Segment Start: Data supplied

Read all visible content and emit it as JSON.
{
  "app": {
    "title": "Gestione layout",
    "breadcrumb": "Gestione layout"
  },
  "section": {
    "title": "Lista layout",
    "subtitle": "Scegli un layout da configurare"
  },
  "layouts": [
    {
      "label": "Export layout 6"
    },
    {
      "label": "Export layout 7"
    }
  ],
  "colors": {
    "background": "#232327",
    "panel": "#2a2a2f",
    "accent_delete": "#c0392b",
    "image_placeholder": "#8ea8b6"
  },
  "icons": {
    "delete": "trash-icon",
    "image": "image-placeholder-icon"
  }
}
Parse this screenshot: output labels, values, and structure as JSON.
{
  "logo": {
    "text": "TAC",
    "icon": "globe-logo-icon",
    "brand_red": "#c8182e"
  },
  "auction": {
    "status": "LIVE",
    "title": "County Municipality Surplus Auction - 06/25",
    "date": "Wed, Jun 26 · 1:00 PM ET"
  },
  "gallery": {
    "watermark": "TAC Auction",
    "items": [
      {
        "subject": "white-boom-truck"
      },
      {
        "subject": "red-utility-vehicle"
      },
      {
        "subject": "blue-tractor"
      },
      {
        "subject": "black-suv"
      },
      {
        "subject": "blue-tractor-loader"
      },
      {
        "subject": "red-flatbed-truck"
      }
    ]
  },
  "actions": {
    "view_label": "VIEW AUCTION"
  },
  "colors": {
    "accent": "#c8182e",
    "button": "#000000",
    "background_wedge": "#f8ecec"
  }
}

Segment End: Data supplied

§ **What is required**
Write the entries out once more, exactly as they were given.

§ **Response**
Read all visible content and emit it as JSON.
{
  "app": {
    "title": "Gestione layout",
    "breadcrumb": "Gestione layout"
  },
  "section": {
    "title": "Lista layout",
    "subtitle": "Scegli un layout da configurare"
  },
  "layouts": [
    {
      "label": "Export layout 6"
    },
    {
      "label": "Export layout 7"
    }
  ],
  "colors": {
    "background": "#232327",
    "panel": "#2a2a2f",
    "accent_delete": "#c0392b",
    "image_placeholder": "#8ea8b6"
  },
  "icons": {
    "delete": "trash-icon",
    "image": "image-placeholder-icon"
  }
}
Parse this screenshot: output labels, values, and structure as JSON.
{
  "logo": {
    "text": "TAC",
    "icon": "globe-logo-icon",
    "brand_red": "#c8182e"
  },
  "auction": {
    "status": "LIVE",
    "title": "County Municipality Surplus Auction - 06/25",
    "date": "Wed, Jun 26 · 1:00 PM ET"
  },
  "gallery": {
    "watermark": "TAC Auction",
    "items": [
      {
        "subject": "white-boom-truck"
      },
      {
        "subject": "red-utility-vehicle"
      },
      {
        "subject": "blue-tractor"
      },
      {
        "subject": "black-suv"
      },
      {
        "subject": "blue-tractor-loader"
      },
      {
        "subject": "red-flatbed-truck"
      }
    ]
  },
  "actions": {
    "view_label": "VIEW AUCTION"
  },
  "colors": {
    "accent": "#c8182e",
    "button": "#000000",
    "background_wedge": "#f8ecec"
  }
}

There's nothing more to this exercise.